▸ **Work to be completed**
Filter the data for "icon" and copy matching lines.

——————————

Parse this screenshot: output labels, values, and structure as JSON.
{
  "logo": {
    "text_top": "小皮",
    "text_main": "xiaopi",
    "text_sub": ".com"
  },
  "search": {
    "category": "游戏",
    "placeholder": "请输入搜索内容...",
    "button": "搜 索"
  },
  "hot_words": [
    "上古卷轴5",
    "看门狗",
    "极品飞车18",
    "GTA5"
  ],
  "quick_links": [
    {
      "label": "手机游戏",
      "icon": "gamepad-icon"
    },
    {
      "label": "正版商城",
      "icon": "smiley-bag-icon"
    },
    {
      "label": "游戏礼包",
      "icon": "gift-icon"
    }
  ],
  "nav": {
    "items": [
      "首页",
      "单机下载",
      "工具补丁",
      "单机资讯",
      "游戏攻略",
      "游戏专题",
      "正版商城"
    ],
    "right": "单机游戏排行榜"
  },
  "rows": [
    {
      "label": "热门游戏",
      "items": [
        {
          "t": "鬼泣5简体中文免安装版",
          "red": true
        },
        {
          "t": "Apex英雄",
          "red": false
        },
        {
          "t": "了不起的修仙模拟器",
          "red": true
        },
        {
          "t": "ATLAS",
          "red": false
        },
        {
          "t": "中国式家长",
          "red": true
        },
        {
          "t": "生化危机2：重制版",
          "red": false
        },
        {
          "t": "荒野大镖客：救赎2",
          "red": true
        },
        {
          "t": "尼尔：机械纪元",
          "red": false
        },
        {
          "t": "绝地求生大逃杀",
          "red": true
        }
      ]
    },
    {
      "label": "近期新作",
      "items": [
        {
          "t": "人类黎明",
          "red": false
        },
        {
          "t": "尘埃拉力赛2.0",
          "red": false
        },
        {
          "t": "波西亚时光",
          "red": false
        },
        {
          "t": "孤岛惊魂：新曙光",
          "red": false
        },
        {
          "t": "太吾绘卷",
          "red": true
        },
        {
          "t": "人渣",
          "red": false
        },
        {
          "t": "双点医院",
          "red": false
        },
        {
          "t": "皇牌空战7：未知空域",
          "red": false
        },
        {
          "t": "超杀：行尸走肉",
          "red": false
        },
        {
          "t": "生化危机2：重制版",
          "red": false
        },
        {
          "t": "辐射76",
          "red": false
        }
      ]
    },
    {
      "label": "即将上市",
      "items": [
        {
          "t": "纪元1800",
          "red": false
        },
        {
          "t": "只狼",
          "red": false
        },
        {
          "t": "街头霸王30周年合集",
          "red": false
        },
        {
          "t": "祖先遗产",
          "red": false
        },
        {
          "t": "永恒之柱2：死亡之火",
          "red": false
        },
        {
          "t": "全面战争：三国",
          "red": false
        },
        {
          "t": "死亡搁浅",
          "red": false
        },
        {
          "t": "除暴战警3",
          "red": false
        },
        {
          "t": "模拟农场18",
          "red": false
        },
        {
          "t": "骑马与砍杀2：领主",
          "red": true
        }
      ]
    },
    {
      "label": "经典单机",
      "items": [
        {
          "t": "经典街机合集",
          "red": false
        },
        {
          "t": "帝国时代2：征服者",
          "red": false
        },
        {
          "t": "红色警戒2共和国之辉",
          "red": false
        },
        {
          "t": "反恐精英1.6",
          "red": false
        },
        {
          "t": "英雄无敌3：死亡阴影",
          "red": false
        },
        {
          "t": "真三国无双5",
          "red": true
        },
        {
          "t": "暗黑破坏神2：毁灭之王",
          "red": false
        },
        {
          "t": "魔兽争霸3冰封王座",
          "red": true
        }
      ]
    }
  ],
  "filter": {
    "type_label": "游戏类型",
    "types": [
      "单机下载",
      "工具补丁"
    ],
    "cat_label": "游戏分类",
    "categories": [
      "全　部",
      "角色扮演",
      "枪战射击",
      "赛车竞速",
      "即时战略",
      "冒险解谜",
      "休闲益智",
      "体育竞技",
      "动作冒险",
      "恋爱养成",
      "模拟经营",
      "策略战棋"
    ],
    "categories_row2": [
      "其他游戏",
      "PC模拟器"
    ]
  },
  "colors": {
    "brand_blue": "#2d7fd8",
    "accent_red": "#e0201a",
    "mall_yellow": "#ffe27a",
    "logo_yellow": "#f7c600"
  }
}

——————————

▸ **Output below**
      "icon": "gamepad-icon"
      "icon": "smiley-bag-icon"
      "icon": "gift-icon"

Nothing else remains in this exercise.